While they employed the same chemical analysis, Hinkley and Bingman asked different research questions. Hinkley compared the local cider apple varieties and how each affected final cider aroma, while Bingman focused on the Gravenstein apples harvested from Hermosa and put them through three different trials, only changing the dry hop each time.
“Matt and Josie produce Ph.D.-level, publication-worthy figures in a day,” says Cole. “They’re some of the best students I’ve ever had.”
As a research group, we look for ways to impact the science, so hopefully this research can guide decision-making in their industry, contributing to their workflow when looking for markers of a quality product.
“At first, looking at the cider, we didn’t know what questions to ask,” says Bingman. “But working with the cider-makers gave us a rough framework. As a research group, we look for ways to impact the science, so hopefully this research can guide decision-making in their industry, contributing to their workflow when looking for markers of a quality product. If we can influence what apples the farmers plant and pick, and then get people to buy these fruits, the research could actually create more jobs.”
Scott points out that the daily work of brewery and wine operations revolves around scientific recommendations. Some of the highest paying jobs in the industry are the chemists and microbiologists working at these breweries and vineyards, says Scott.
“You can’t make a great cider without knowing what’s going on,” he says. “Labs like Dr. Cole’s could be a place where craft beverage-makers send samples of their beer or wine to help describe what’s actually in there.

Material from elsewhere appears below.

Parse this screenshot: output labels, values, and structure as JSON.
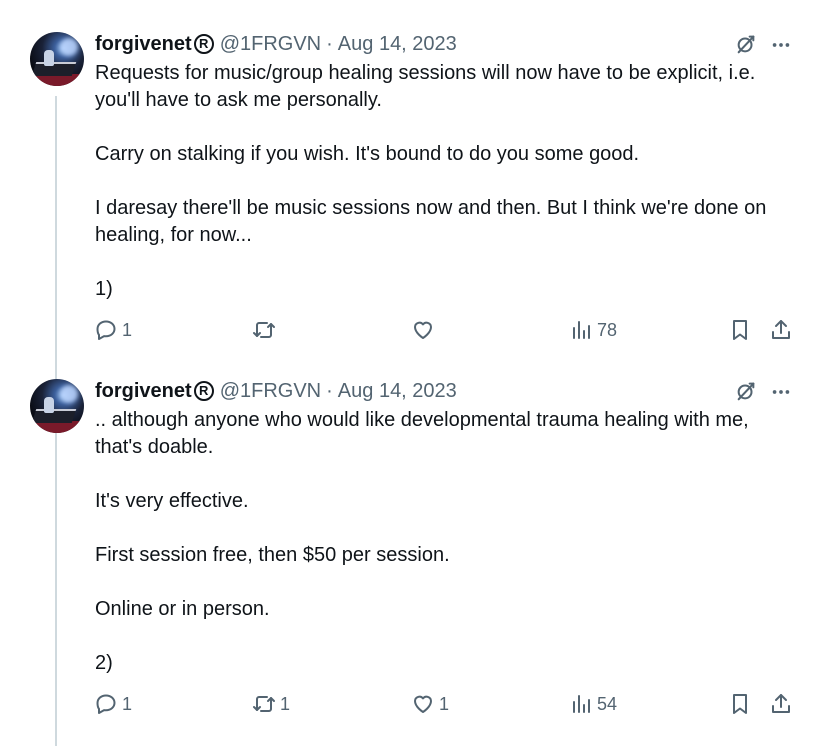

Their data gives me an idea of what’s working, while the opportunity also gives students a skill to go into the growing industries of craft beverages. By knowing chemistry, they can help make craft beverages taste better.”
Speaking of taste, Cole points out that the qualitative research piece of the puzzle is pending.
“I’d love to sip some Fort Lewis Cider made from Old Fort apples someday,” says Cole. “That will be so cool.”